==== Records supplied ====

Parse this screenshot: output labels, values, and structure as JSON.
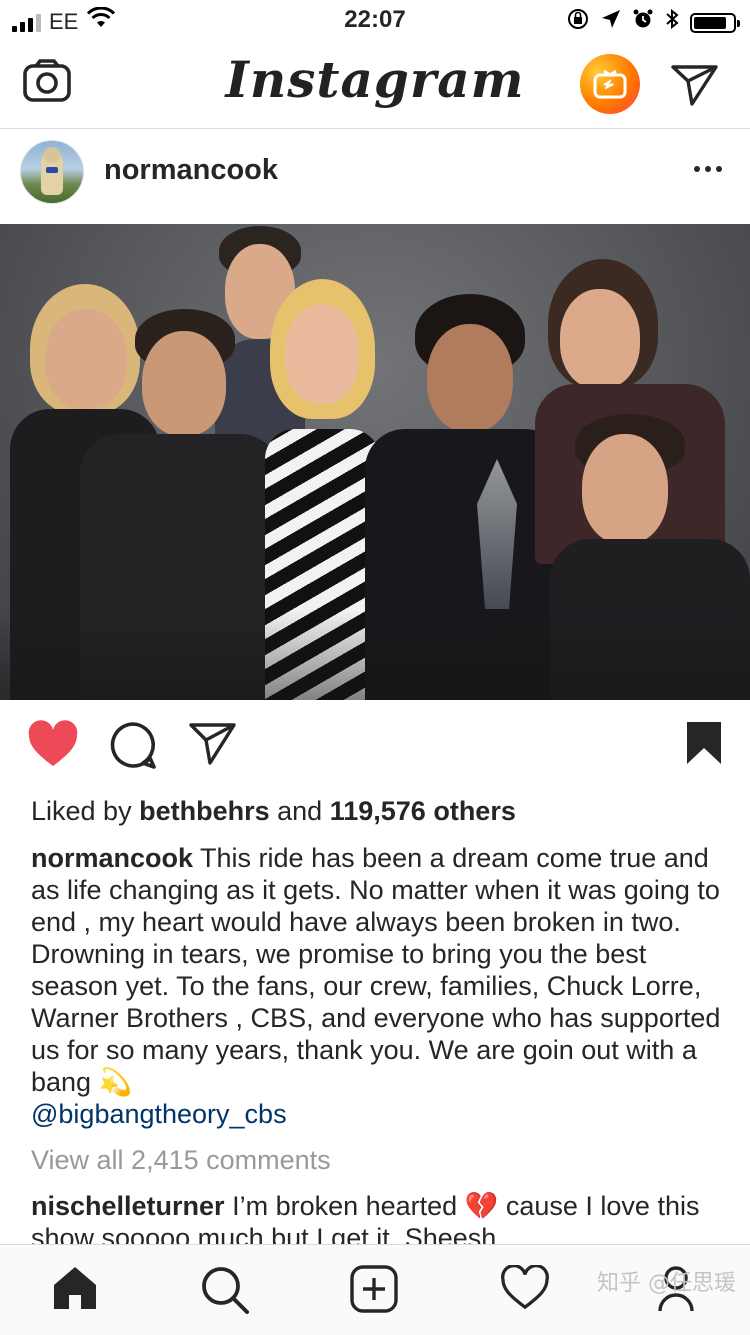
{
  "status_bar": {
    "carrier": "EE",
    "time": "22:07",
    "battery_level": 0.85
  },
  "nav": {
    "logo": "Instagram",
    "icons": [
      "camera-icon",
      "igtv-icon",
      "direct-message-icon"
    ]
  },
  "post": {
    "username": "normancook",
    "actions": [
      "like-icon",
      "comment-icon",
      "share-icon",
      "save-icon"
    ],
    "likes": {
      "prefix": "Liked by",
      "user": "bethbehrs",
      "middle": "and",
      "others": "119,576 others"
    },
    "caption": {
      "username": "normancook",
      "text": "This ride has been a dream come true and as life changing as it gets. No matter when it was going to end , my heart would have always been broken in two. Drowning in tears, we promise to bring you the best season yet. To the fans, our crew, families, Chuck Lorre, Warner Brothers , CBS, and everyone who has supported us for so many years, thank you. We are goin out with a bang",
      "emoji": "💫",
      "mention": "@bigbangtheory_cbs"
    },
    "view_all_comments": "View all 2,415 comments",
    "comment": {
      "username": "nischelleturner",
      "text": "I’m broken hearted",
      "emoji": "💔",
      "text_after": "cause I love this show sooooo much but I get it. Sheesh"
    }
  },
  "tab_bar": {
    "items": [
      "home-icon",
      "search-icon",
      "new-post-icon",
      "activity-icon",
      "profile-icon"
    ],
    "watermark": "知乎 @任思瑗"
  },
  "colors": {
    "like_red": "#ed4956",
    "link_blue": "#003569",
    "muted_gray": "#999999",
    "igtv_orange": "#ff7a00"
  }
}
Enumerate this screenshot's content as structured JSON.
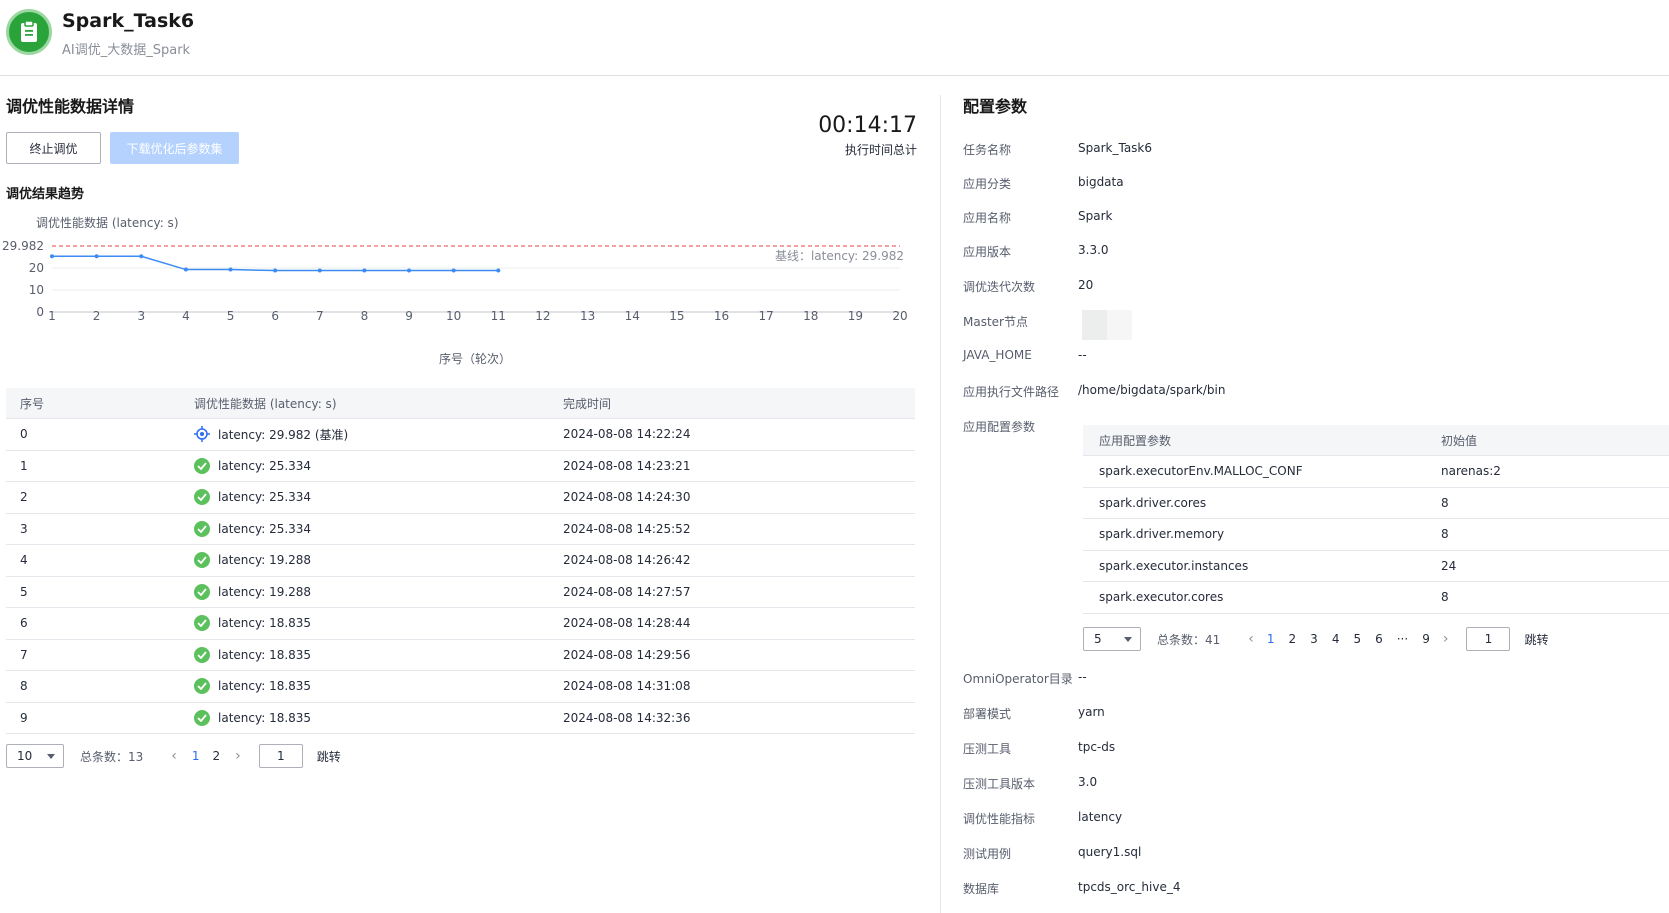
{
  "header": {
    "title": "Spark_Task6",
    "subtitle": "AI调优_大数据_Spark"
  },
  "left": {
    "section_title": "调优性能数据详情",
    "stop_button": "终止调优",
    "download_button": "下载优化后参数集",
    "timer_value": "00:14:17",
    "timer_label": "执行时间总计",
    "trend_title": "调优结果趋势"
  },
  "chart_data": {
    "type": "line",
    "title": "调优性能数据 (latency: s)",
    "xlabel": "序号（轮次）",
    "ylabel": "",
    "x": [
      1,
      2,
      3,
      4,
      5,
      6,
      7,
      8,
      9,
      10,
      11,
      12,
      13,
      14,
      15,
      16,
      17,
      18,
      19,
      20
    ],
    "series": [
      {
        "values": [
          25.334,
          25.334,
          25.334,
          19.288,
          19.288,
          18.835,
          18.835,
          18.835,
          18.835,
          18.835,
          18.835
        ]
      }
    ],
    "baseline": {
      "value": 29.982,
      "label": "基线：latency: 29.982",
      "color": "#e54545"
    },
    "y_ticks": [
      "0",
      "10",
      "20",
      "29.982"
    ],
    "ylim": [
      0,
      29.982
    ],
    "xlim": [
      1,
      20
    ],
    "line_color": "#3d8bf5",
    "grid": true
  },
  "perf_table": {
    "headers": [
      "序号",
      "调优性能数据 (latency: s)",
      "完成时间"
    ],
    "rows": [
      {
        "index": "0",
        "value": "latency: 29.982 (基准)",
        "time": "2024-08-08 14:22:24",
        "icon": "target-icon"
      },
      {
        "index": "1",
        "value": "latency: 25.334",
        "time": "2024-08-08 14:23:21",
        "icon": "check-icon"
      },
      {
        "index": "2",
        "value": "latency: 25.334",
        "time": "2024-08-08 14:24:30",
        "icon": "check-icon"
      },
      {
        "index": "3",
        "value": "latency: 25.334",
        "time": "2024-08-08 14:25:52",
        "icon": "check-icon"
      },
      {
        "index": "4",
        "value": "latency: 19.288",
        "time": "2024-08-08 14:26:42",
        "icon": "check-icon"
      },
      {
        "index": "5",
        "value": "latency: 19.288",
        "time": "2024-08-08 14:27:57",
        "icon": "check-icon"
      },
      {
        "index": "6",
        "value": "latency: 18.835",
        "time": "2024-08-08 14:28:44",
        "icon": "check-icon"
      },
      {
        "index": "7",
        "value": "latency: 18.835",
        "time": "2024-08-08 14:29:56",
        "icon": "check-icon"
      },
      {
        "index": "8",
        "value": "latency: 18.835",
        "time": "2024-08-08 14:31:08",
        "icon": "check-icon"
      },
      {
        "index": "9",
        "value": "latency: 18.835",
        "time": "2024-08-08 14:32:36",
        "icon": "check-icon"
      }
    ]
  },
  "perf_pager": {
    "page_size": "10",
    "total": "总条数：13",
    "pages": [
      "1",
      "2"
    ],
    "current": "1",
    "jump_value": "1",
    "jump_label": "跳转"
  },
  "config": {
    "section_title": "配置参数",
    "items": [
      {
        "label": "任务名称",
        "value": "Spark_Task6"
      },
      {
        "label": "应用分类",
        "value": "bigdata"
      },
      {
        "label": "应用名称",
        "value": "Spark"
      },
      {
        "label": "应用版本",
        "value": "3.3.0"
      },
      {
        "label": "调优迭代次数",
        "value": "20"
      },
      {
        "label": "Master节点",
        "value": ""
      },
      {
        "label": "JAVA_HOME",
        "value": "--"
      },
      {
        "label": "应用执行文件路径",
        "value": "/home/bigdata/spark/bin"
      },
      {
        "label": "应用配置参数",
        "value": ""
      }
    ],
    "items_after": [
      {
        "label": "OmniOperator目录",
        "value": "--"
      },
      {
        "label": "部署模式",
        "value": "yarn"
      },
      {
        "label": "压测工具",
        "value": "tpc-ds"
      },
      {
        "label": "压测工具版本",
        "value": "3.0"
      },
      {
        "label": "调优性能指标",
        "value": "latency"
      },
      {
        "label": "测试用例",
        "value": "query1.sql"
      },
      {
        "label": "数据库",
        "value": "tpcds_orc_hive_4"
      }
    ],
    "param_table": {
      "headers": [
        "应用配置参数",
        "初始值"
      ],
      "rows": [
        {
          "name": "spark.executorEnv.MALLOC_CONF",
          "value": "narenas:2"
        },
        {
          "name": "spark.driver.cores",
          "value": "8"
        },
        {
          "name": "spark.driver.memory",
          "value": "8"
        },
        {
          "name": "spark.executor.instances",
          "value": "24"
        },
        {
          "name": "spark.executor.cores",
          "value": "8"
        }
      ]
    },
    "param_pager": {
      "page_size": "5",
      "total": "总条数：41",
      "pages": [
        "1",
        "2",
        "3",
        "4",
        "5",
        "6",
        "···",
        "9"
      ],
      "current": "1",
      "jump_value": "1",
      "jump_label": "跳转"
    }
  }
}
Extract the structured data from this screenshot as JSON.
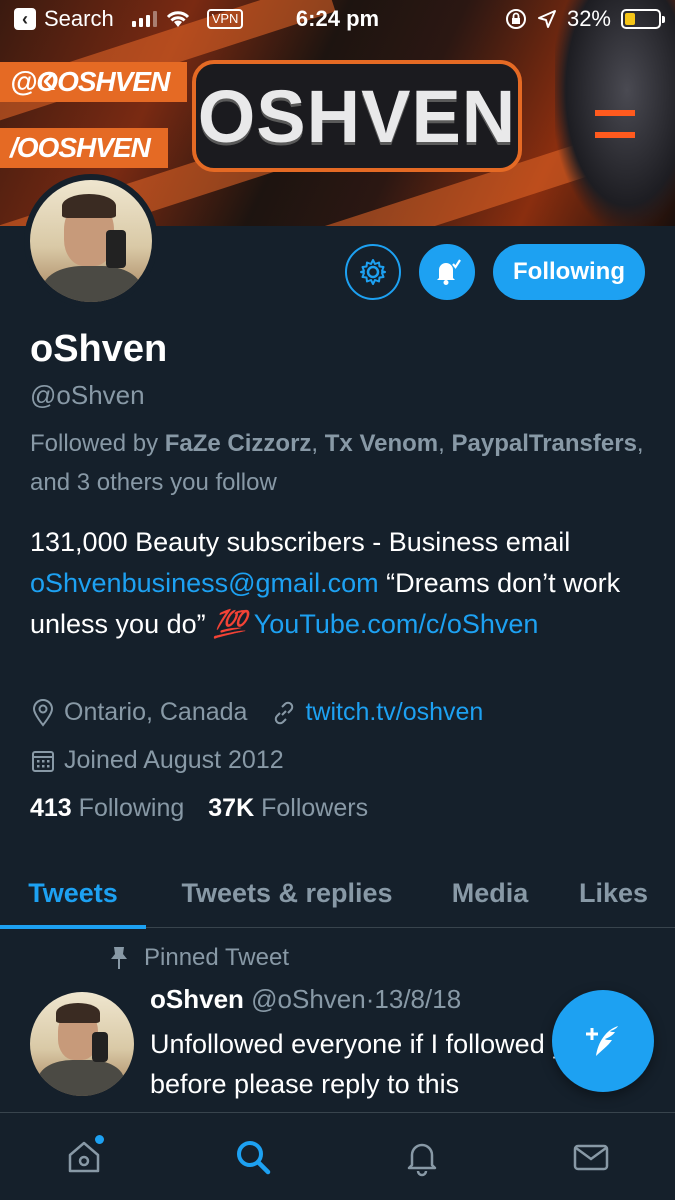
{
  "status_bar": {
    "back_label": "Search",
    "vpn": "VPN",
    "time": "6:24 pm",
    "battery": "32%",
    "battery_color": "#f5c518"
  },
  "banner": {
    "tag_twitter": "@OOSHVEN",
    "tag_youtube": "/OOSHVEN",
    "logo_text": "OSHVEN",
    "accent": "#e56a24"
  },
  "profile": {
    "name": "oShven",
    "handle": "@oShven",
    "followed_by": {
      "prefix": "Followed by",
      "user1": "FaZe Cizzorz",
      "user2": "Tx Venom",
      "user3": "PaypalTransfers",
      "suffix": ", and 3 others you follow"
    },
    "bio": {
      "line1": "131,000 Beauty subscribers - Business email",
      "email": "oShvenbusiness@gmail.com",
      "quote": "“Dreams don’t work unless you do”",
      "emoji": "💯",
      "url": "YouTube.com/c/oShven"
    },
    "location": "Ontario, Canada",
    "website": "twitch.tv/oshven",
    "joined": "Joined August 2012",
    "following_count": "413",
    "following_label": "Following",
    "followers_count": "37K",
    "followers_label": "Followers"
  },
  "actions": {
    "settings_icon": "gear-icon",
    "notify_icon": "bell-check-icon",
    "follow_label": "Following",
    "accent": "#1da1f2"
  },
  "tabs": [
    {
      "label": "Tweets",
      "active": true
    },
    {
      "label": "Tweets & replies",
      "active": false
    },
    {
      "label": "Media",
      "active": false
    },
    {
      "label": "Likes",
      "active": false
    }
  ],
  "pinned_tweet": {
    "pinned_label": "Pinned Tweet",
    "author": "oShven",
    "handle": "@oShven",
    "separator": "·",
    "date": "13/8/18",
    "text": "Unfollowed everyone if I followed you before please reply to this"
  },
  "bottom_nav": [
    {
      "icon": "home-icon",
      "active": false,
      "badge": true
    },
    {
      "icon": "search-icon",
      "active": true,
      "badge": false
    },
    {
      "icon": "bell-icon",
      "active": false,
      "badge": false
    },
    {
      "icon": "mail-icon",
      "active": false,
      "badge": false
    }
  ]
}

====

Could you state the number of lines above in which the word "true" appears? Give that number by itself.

■ **Output**
5